The speakers are certainly loud enough to fill a living room, achieving an ear-crushing maximum volume of 90 decibels on the Laptop Mag audio test, significantly higher than the category average (80.5 dB) as well as the Samsung Galaxy Tab S 8.4 (78 dB) and Google Nexus 9 (82 dB).
Dell includes its Waves Maxx audio software that lets you adjust the bass, treble and other controls. The music definitely sounded richer with this feature enabled, but none of the profiles made the drums sound much better.
The Dell Venue 8 7000 is the first device to come with Intel’s RealSense Snapshot camera. The camera combines a regular 8-MP sensor with 720p sensors to detect depth in images. Using this technology and Dell’s unique image-editing software, you can measure objects in photos down to a tenth of an inch, change the focal point of a picture after you shoot, or apply filters to the background or foreground while leaving the rest of a scene untouched.

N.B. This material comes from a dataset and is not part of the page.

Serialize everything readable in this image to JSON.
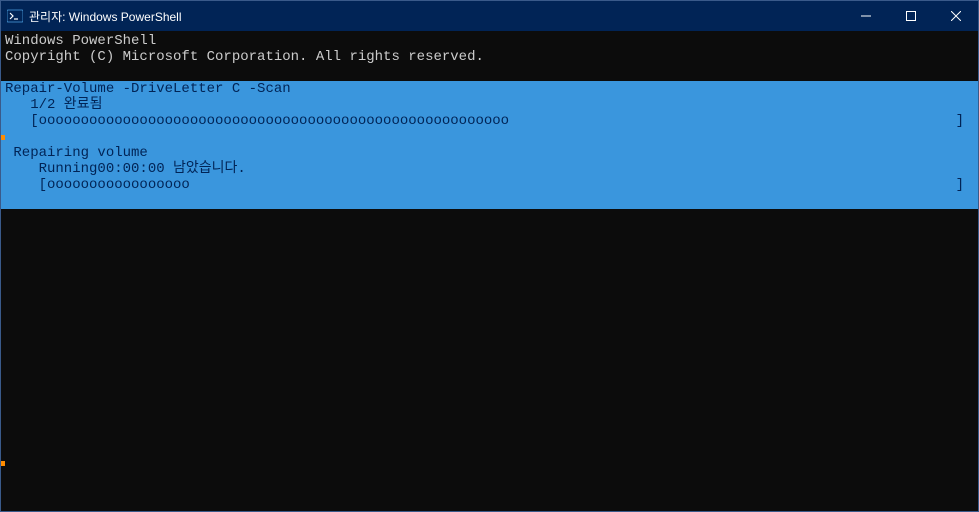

When taking a photo, you have the choice of shooting in “Depth Snapshot” mode or in regular, single-photo mode. If you shoot a photo in Depth mode, it will be listed in the Dell Gallery app with an icon of a cube in the upper right corner of its thumbnail. When you open the photo in the gallery, you’ll see three icons on the left side of the screen for the three key depth functions. Though there was no significant lag between depth shots, it took more than 30 seconds of processing before each one was ready for editing in the gallery.

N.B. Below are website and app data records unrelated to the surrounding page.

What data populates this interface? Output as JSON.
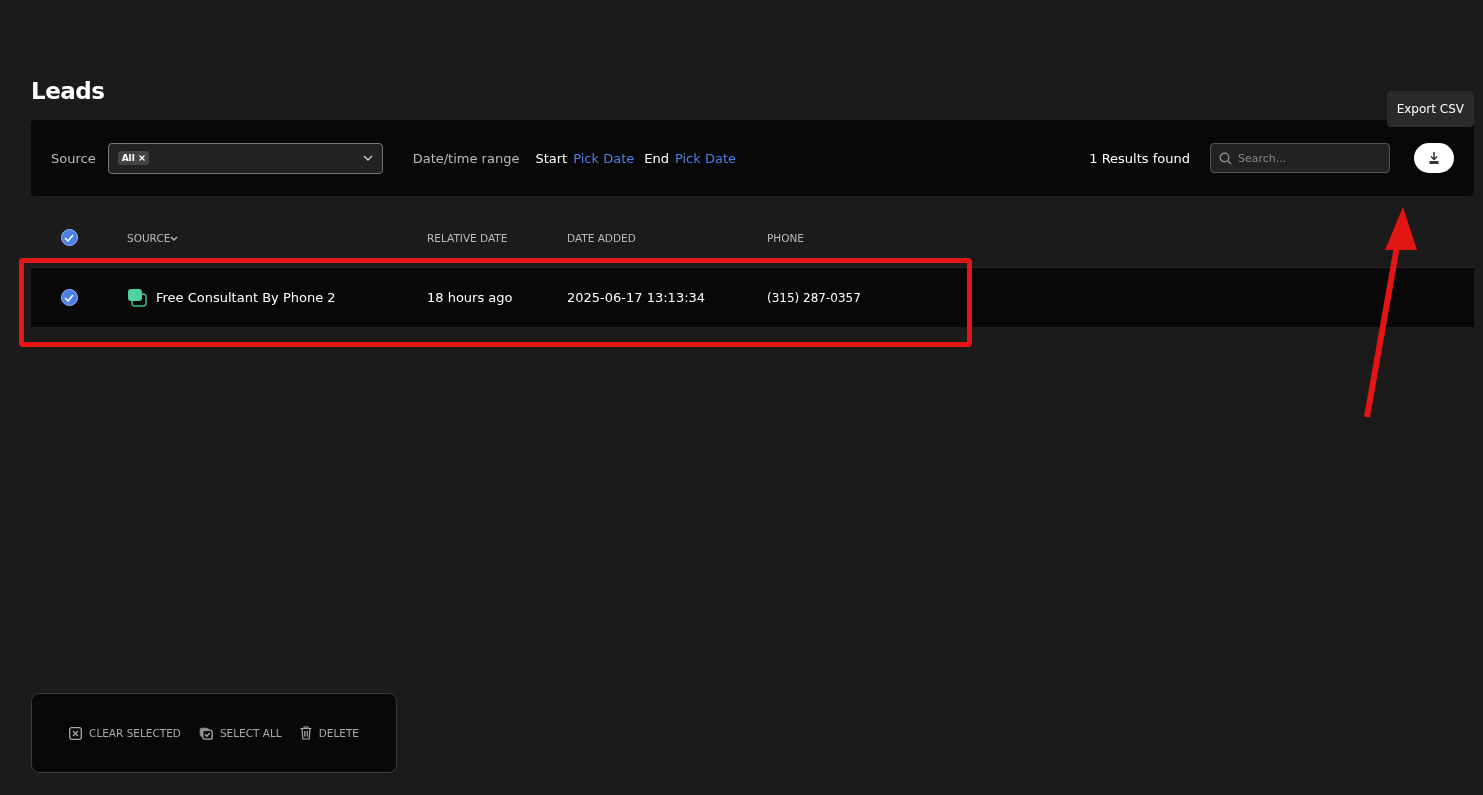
{
  "title": "Leads",
  "filters": {
    "source_label": "Source",
    "source_tags": [
      "All"
    ],
    "date_label": "Date/time range",
    "start_label": "Start",
    "start_value": "Pick Date",
    "end_label": "End",
    "end_value": "Pick Date",
    "results": "1 Results found",
    "search_placeholder": "Search...",
    "export_tooltip": "Export CSV"
  },
  "table": {
    "all_checked": true,
    "columns": [
      "SOURCE",
      "RELATIVE DATE",
      "DATE ADDED",
      "PHONE"
    ],
    "rows": [
      {
        "checked": true,
        "source": "Free Consultant By Phone 2",
        "relative_date": "18 hours ago",
        "date_added": "2025-06-17 13:13:34",
        "phone": "(315) 287-0357"
      }
    ]
  },
  "actions": [
    "CLEAR SELECTED",
    "SELECT ALL",
    "DELETE"
  ]
}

Editors Note: Dell says that the measurement tool that was enabled on our review unit is currently disabled on shipping tablets, but will be turned on via an over-the-air update in the near future.
Tapping the ruler icon allowed me to use the measurement tool to get real-world dimensions for objects in my photos, either by drawing a line between two points or drawing a box with four points. Placing the two points was easy, and I appreciated having a blow-up of the area below each point as I moved it around to get to the exact edge of a piece of furniture or a window.